The possible drawback (for some listeners it will not be a drawback at all, for others quite a severe one) is that live recording. The orchestra are very much in the foreground, and instrumental details are apt to protrude simply because of this close proximity. I do not recall having been that close to a contra-bassoon ever before (or to the bombardon in the stage band—an artist of consummate virtuosity, by the way), and when the heavy brass are brought into play you may cower before their onslaught. As often as not I like this impression of sharing the rostrum with Abbado: the harshly protesting dissonances of the D minor interlude emerge with grinding bitterness (no, the piece is not a Mahlerian Adagietto in disguise!) and the closeness of much of the opera to Berg's phantasmagoric Op. 6 Orchestral Pieces has never been more apparent.

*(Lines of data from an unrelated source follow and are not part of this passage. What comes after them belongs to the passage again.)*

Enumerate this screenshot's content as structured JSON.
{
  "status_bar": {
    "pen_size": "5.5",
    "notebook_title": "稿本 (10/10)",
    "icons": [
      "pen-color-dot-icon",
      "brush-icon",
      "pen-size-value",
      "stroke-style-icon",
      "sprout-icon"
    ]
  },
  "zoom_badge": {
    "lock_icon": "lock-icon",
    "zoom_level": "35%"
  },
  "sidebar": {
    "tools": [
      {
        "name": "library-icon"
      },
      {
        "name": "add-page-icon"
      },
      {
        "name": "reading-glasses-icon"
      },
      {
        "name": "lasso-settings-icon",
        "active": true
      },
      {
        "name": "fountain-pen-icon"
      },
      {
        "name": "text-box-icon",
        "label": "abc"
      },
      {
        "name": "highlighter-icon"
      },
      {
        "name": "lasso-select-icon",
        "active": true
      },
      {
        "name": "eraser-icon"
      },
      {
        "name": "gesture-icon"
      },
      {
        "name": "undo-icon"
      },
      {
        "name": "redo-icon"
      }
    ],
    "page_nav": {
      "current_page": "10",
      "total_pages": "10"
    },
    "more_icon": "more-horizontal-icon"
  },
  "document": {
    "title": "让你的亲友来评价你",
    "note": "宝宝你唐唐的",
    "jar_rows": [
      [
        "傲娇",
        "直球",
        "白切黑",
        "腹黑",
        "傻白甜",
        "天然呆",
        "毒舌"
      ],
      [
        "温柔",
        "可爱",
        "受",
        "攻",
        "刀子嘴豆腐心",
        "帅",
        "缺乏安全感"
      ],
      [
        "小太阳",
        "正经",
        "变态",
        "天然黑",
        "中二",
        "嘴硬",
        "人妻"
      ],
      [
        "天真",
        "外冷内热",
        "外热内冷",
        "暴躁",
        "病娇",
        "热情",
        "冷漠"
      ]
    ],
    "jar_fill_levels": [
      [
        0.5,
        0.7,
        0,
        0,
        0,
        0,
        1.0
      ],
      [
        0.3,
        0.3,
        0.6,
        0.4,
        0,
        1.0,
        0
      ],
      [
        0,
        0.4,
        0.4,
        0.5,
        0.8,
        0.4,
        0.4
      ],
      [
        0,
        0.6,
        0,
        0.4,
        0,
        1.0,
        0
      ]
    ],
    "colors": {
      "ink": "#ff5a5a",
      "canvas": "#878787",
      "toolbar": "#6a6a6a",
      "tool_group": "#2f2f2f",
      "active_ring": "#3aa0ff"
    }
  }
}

But the voices are distinctly recessed, even sometimes overwhelmed (I could have done with eavesdropping at closer range on the Doctor's conversation with the Captain in Act 2, for example) and the occasional orchestral balance struck me as being determined more by the exigencies of microphone-placing in a crowded Staatsoper than by Abbado's preference.
Dohnanyi's version is more beautiful in orchestral texture, more sophisticated in recording technique, at times more subtle in its pacing than Abbado's rawly urgent account, but both his principal singers sound strained, Waechter severely so. It is easier to listen to than the new DG, and I shall return to it whenever I want a more comfortable perspective or a more Straussian view of the work (and the inclusion of a reliably decent but not outstandingly vivid account of Schoenberg's Erwartung makes it better value than its rivals), but compared to the Abbado it is studio-bound, with all the singers in word-enhancing but illusionshattering close-up. Nowhere near so close as those in Boulez's reading, where practically everything is presented to the listener eyeball-to-eyeball and in a harshly bright light. The voices give very little pleasure, with the solitary, glorious exception of Berry (perhaps the best Wozzeck on record). Boulez's direction veers between the miraculously precise and the fidgety; he is very good at nail-biting suspense and lucid clarification of complex textures but he seems more absorbedly interested in the score than in love with it. I would choose Abbado, almost unhesitatingly, but sample the vocal/instrumental balance before you definitely decide.'